From inspiring music to vibrant paintings, Latino art has influenced American society through a range of creative art forms.
Many music legends are part of the Latino community. Latin music has had a long presence in the United States and has brought many unique sounds and styles that are widely popular, like salsa and reggaeton. From rock to hip hop, Latino musicians have transcended boundaries and often showcase traditional Latin rhythms and sounds in their music. Latino musicians who have left a mark on pop culture include:
An artist central to creating New York’s Salsa music style in the 1970s, Willie Colón is a musical pioneer. Known for his skilled trombone playing, Colón is also a talented composer, arranger, singer, and much more. His music brings together many different cultures and styles to create his signature sound.
Known as the “Queen of Tejano,” Selena was instrumental in opening doors for future generations of Latino musicians. She began performing Tejano music with her Mexican-American family at a very young age. In 1994, she became the first Tejano artist to win a Grammy. Despite her untimely end, Selena had a very accomplished career that continues to inspire generations of musicians and fans.
A top crossover artist, Marc Anthony combines Latin rhythms, ballads, and mainstream pop music to further shape the diverse musical landscape in the United States. Anthony, who is of Puerto Rican heritage, is a pioneer of the Latin pop movement in the United States - his eponymous album from 2000 went triple-platinum, and he continued on to win 10 awards at the 2014 Billboard Latin Music Awards.
Latino Art and Artists
Latino art embraces a captivating and diverse range of styles, including the creation of colorful paintings and murals, vibrant glass, and unique pottery. This dynamic group of artists often blends ancestral traditions with contemporary artistic styles to craft pieces that share their stories and spotlight issues important to their communities. Some of the Latina and Latino artists who have helped to expand the art scene in the United States with work that resonates across cultures include:

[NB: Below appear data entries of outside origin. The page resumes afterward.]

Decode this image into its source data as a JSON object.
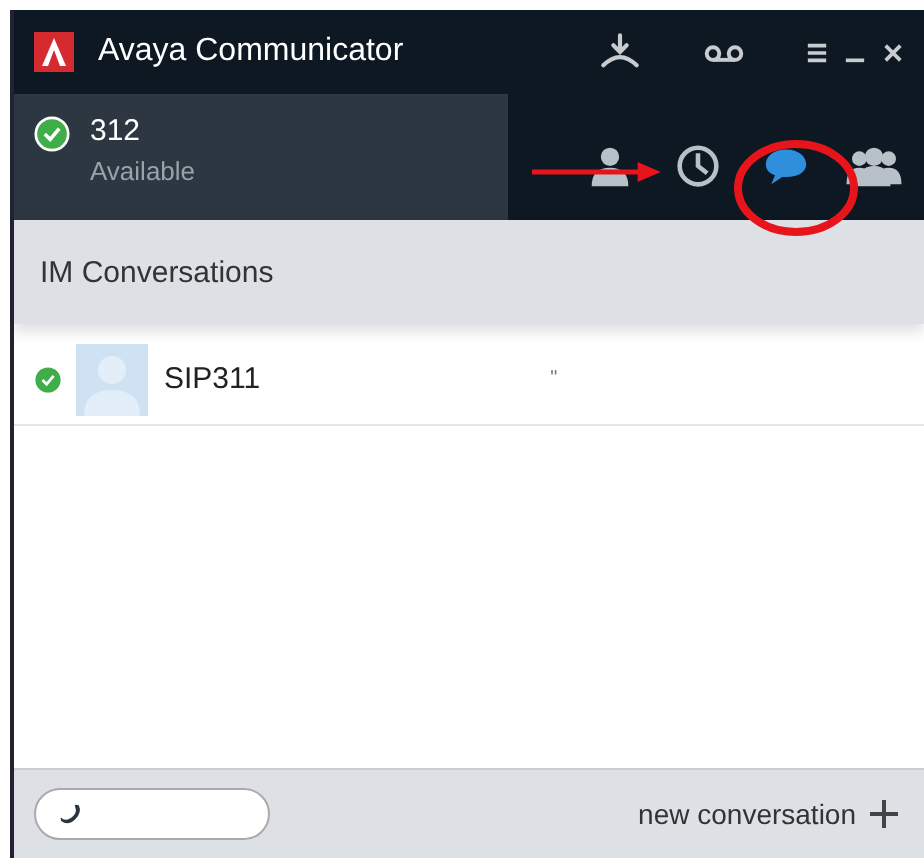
{
  "window": {
    "title": "Avaya Communicator"
  },
  "status": {
    "extension": "312",
    "presence": "Available",
    "online": true
  },
  "tabs": [
    {
      "kind": "contacts",
      "selected": false
    },
    {
      "kind": "history",
      "selected": false
    },
    {
      "kind": "messages",
      "selected": true
    },
    {
      "kind": "groups",
      "selected": false
    }
  ],
  "section": {
    "title": "IM Conversations"
  },
  "conversations": [
    {
      "name": "SIP311",
      "preview": "\"",
      "online": true
    }
  ],
  "footer": {
    "action": "new conversation"
  }
}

Judith “Judy” Baca
As someone who experienced the Chicano Movement, an era of Mexican American civil rights activism, Judy Baca knows how art can be a tool to empower communities. Through murals, monuments, paintings, sculptures, and more, Baca shares the stories of people who have contributed to U.S. history yet are often excluded from its retellings.
The de la Torre Brothers
Mixed Media artists and brothers Einar and Jamex de la Torre collaborate to develop pieces that feature a blend of cultural influences. In their childhood, the brothers moved with their family from Mexico to the United States, and their work often draws from their resulting multifaceted views of the world. The brothers work in a variety of mediums, including blown glass, cast resin and lenticular prints.
Through his illustrations, López brings vibrant and diverse characters to children’s books. In 2022 he created portraits for the Smithsonian National Museum of the American Latino and taught workshops as the first Guest Artist of the Smithsonian Postal Museum. His light installation hangs in our gallery's General Motors Learning Lounge.
A Cuban bandleader and actor, Desi Arnaz served in the Army during World War II. He later went on to appear in Broadway shows and films and famously co-founded Desilu Productions with Lucille Ball. The two starred in the television show “I Love Lucy," which frequently dominated ratings.
Ferrera has had an acclaimed career so far as an actress, producer, and director. She has received numerous awards for her work, including an Emmy, a Golden Globe, and a Screen Actors Guild Award. Born in Los Angeles to Honduran parents, Ferrera has been an advocate for increased Latina representation in the media throughout her career.